Scan the entries below. List each line with "icon".

START Records supplied

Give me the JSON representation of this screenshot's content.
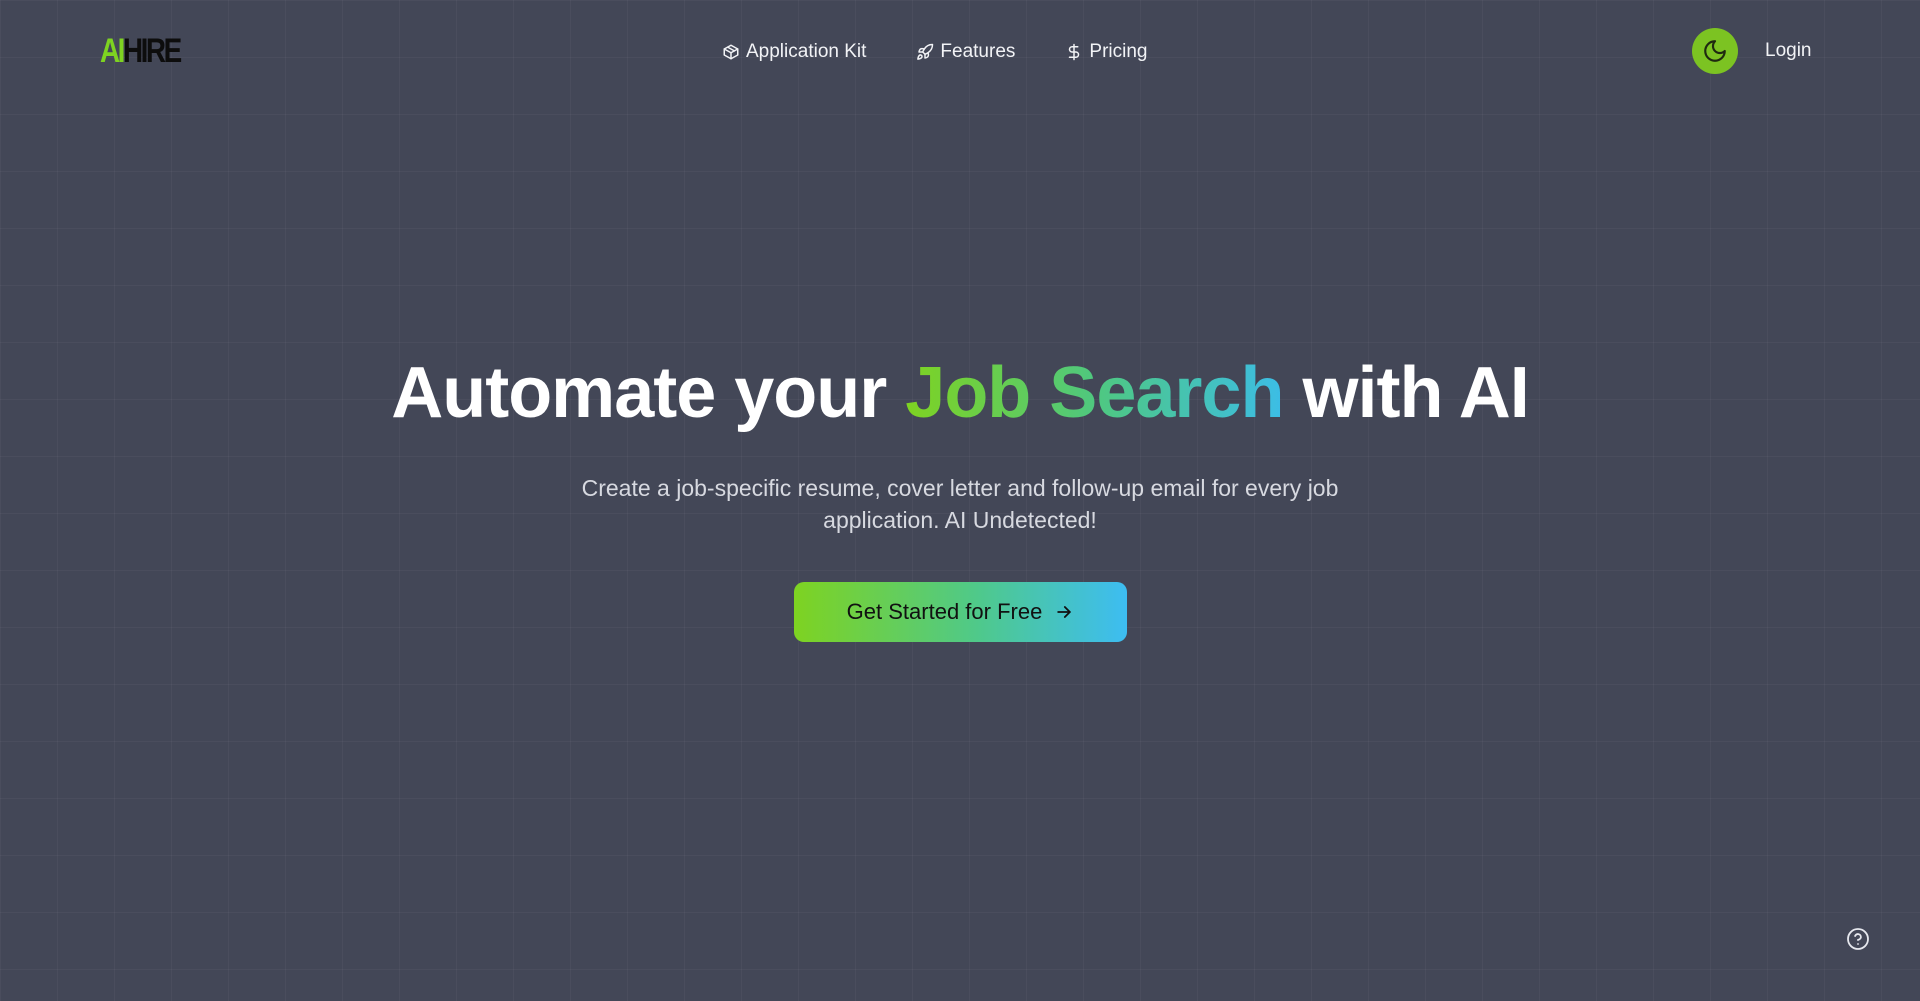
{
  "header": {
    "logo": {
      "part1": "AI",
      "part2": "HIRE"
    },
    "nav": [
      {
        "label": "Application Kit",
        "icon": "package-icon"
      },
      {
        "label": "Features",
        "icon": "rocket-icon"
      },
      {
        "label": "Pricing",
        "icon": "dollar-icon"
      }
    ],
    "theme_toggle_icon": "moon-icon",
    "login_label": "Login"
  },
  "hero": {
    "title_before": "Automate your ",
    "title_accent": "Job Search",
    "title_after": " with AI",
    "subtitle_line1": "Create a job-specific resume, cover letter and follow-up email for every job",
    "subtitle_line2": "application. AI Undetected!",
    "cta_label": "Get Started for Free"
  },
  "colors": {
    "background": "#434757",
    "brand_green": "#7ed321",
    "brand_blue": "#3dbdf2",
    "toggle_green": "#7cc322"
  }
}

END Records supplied

> [Solved problem]
        "icon": "package-icon"
        "icon": "rocket-icon"
        "icon": "dollar-icon"
    "theme_toggle_icon": "moon-icon",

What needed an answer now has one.